The sort of small, young, active stars that have become most exciting to astronomers looking for exoplanets may actually push away precisely what could be necessary to carry water to those planets — leaving them too dry to support life.
That’s the suggestion of one recent study of just such a star, in the class astronomers call M dwarfs. The lead researcher presented an update about the project at a conference, where she stressed that the research was ongoing — but that it posed intriguing challenges to astronomers’ ideas about where to look for life.

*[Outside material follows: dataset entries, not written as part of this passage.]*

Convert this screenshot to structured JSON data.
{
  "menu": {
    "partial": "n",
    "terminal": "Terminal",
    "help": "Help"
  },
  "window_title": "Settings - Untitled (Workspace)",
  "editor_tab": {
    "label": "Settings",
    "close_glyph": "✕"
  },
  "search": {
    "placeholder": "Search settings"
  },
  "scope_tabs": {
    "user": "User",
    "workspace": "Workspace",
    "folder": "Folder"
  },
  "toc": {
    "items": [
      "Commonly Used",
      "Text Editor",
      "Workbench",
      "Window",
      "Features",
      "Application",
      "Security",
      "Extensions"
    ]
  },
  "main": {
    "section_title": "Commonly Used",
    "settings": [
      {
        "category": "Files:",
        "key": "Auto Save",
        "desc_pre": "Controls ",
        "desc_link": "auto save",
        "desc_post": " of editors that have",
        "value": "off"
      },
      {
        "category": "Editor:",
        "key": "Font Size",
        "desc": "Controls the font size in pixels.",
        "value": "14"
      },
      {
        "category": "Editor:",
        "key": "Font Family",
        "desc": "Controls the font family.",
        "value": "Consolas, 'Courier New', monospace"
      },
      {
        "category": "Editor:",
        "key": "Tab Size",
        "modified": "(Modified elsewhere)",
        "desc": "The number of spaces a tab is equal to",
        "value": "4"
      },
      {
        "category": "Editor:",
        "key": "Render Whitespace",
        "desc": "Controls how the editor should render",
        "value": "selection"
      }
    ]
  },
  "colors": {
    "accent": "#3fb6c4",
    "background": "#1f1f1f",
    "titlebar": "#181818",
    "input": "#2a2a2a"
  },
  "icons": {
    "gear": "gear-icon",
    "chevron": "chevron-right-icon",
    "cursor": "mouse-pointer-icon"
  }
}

“The show’s going to be basically over certainly by 30 million years,” Carol Grady, a scientist at Eureka Scientific, a company that hires and facilitates scientists applying for funding and instrument use as principal investigators, said during a news conference held Jan. 8 at the annual conference of the American Astronomical Society. “What this suggests is that processes which depend on disk survival may be inhibited in systems around young M stars, and this includes the delivery of water and organics to terrestrial-mass planets in the habitable zone.”